April 6, 2016
West Chester University has been added to "The 5+ Club," a prestigious roster of institutions that have produced five or more physics teachers in a single year. The list is managed by the Physics Teacher Education Coalition (PhysTEC).
Physics Department Chair Anthony Nicastro notes that “WCU has graduated five or more students in our B.S.Ed. program in each of the last three years,” which probably puts the University in an even more elite but unrecognized group.
"To many, such a graduation rate does not sound impressive until it is put in context," Nicastro continues. "Every year about 1,400 people are hired to teach high school physics [in the U.S.], but only about a third of them have a physics degree. That represents about 10 students per year per state, so WCU produces about half of a typical state’s complement of high school physics teachers."
Among 59 education fields, physics has the highest shortage of teachers, according to a 2014 report from the American Association for Employment in Education. Teacher education institutions are turning out fewer physics teachers despite a slow but steady growth in enrollment in high school physics courses.
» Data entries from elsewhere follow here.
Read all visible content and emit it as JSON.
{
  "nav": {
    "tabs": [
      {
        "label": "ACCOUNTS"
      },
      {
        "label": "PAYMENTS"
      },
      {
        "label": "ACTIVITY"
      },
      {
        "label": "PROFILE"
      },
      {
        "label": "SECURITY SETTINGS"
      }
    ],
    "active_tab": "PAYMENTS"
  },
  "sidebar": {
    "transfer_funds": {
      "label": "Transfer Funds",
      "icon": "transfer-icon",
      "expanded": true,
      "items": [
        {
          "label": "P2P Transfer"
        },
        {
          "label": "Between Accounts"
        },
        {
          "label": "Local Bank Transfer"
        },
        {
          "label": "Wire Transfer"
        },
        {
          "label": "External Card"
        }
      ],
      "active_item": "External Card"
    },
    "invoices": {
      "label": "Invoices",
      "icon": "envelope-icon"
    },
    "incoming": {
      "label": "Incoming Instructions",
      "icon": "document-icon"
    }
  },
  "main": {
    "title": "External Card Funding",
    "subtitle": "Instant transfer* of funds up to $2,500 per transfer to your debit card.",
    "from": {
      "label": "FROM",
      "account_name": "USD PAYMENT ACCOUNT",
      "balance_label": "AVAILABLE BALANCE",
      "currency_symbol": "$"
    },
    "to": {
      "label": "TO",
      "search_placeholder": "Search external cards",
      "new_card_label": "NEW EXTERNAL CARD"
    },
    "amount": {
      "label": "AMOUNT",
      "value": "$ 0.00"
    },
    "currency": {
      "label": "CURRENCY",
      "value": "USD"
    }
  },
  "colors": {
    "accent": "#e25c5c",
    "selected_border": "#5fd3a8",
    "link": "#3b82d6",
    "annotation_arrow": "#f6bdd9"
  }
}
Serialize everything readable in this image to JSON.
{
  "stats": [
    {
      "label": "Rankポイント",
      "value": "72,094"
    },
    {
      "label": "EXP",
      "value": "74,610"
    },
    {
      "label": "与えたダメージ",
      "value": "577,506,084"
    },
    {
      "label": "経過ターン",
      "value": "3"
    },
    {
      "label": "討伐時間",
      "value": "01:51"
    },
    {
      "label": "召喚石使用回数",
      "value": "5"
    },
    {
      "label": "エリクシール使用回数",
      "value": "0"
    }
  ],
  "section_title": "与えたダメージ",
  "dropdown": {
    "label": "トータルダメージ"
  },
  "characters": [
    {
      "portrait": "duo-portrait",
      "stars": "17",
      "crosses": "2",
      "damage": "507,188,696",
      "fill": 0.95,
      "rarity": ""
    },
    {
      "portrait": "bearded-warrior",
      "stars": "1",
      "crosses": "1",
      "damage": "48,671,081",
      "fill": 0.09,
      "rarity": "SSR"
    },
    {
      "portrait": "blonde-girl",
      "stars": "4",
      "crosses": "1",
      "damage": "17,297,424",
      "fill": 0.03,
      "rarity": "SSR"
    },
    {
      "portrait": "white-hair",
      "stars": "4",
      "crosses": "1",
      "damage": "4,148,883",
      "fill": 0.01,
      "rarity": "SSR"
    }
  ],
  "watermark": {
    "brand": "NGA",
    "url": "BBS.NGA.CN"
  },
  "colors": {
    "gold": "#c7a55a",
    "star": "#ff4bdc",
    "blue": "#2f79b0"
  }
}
Nicastro says the lack of trained physics teachers is detrimental to high school students: "Two-thirds of high school physics teachers have only had a couple of physics courses in their undergraduate training, not enough to be truly prepared for some of the highly talented students who are in our nation's secondary schools."
WCU offers the bachelor of science education (B.S.Ed.) in physics that includes teacher certification in the state of Pennsylvania for students who complete the program. Degree requirements include 24 core credits in physics and a full semester of student teaching at a regional high school. In the past five years, WCU students have completed their student teaching semesters at Downingtown, Henderson, Octorara, Oxford, Phoenixville, Ridley, Unionville, Upper Darby, and Upper Merion high schools. WCU graduates also teach at some of those schools.
The University also offers a post-baccalaureate teacher certification program for individuals who already have a degree in physics, as well as the B.S. in physics and the B.S. in physics-engineering.
The 5+ Club winners, a total of 12 institutions that also includes Rowan University (5), University of Arkansas (5) and Boston University (6), were recognized at the opening plenary of the PhysTEC Conference in Baltimore in March. Brigham Young University topped the list, graduating 17 physics teachers in one year.
PhysTEC is an education program of the American Physical Society (APS) in partnership with the American Association of Physics Teachers (AAPT), with support from the National Science Foundation.